Passion aside scientific studies of pollen trapped in Carolina Bay sediments reveal evidence that up until about 10 000 to 8 000 years ago southeastern North Carolina was populated by ice age spruce and hardwood trees much like the cold climate forests we find today on the tops of Grandfather Mountain and Mt. Mitchell North Carolinas highest peaks.

With my minds eye I can imagine that icy period when Carolina Bays served as bathing and drinking areas for bison musk ox and the now extinct giant ground sloth along with the great predators that hunted them including saber-toothed cats lions wolves bears and early American Indians.

Through thousands of years these ponds have continuously served people and wildlife with water food and shelter though now instead of bison and lions we find deer and bobcats along with my favorite Carolina Bay inhabitants frogs toads and turtles.

Today many of our Carolina Bays are mere shadows of what they once were as seen in aerial images that reveal oval areas neatly cross-hatched with crops of one type or another. Such conversions reduce ground and stormwater storage capacity leading to flooding during heavy rain events and water shortages during periods of drought. These consequences on top of diminished wildlife populations are due simply to habitat loss.

Fortunately efforts to identify and protect Carolina Bays are underway by state and federal agencies in concert with conservation organizations. This good work is not just for the benefit of birds frogs and wildflowers; Carolina Bays provide tangible ecologic and economic value with water as their priceless currency.
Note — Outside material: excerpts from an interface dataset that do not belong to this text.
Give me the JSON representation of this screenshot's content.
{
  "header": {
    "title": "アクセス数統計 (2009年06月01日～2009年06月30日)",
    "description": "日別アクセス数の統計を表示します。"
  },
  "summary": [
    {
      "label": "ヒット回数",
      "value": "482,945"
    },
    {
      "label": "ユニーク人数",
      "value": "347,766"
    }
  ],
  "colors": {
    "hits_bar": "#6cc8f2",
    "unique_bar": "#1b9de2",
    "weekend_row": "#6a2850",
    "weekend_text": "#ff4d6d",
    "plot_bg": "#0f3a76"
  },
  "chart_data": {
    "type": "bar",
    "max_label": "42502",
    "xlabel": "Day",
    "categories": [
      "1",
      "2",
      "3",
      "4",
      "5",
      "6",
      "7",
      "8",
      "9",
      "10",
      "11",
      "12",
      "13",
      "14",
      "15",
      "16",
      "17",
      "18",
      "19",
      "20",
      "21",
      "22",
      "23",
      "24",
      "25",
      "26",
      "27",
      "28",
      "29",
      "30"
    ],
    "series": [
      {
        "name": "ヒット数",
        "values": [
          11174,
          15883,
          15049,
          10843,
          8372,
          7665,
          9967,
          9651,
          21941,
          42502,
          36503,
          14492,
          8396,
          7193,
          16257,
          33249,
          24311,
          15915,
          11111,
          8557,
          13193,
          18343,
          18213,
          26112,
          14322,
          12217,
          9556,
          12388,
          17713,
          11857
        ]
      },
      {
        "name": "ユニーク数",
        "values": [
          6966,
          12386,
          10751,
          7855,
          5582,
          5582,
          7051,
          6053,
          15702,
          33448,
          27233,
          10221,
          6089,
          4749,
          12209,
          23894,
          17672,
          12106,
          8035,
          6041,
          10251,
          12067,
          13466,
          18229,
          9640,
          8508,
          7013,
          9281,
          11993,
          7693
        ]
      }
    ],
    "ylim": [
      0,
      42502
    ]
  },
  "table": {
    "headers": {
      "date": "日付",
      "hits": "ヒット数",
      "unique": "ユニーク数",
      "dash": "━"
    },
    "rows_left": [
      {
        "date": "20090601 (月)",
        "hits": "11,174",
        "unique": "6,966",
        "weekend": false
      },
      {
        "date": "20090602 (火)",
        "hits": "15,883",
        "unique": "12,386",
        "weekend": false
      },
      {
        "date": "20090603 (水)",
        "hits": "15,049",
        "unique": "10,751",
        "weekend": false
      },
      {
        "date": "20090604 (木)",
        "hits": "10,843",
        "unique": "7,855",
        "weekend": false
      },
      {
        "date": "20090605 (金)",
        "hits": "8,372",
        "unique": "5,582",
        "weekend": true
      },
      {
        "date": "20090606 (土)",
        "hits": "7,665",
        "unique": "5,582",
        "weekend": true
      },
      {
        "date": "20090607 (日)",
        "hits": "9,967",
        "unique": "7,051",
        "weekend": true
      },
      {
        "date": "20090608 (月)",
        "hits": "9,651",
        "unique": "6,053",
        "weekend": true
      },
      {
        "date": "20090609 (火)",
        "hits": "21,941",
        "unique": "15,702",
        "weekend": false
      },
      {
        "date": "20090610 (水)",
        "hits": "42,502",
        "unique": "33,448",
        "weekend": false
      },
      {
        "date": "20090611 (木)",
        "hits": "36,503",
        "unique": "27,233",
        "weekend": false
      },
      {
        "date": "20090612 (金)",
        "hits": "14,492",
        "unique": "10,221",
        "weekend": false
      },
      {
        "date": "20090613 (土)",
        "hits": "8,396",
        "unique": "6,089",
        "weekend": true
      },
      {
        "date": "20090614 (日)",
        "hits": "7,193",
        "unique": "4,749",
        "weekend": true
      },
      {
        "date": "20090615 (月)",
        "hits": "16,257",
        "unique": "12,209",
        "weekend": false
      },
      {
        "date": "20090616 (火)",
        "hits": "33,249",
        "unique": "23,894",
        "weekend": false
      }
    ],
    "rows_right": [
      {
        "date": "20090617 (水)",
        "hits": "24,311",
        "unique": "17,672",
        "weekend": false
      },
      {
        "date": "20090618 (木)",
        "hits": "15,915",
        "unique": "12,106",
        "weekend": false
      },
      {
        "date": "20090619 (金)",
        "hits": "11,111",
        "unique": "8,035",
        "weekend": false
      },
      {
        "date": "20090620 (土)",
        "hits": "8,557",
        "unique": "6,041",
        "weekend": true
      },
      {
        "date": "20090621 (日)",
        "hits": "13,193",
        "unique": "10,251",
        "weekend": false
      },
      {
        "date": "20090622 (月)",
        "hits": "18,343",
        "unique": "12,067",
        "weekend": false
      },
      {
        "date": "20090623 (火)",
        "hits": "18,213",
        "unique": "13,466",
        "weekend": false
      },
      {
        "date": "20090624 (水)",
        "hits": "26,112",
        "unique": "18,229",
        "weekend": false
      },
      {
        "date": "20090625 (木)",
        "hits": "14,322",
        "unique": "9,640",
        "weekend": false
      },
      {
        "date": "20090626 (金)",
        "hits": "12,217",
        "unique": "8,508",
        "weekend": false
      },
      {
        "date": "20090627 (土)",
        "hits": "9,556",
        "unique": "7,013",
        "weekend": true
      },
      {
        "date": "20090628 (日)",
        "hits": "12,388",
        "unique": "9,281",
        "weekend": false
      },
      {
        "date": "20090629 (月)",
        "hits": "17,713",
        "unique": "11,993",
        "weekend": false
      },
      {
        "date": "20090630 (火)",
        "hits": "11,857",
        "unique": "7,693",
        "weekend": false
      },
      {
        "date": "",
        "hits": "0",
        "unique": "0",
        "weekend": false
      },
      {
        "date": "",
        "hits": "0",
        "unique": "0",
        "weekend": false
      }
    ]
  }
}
Exactly how Carolina Bays came into being may remain unknown for years to come and thats fine. Their mystery offers current and future ecologists and conservationists something to investigate and ponder. In my view the more pressing question
to answer in this modern world what some call the Anthropocene is how we will hold a place for Carolina Bays so they may continue to provide services to the benefit of whole communities people plants and wildlife combined.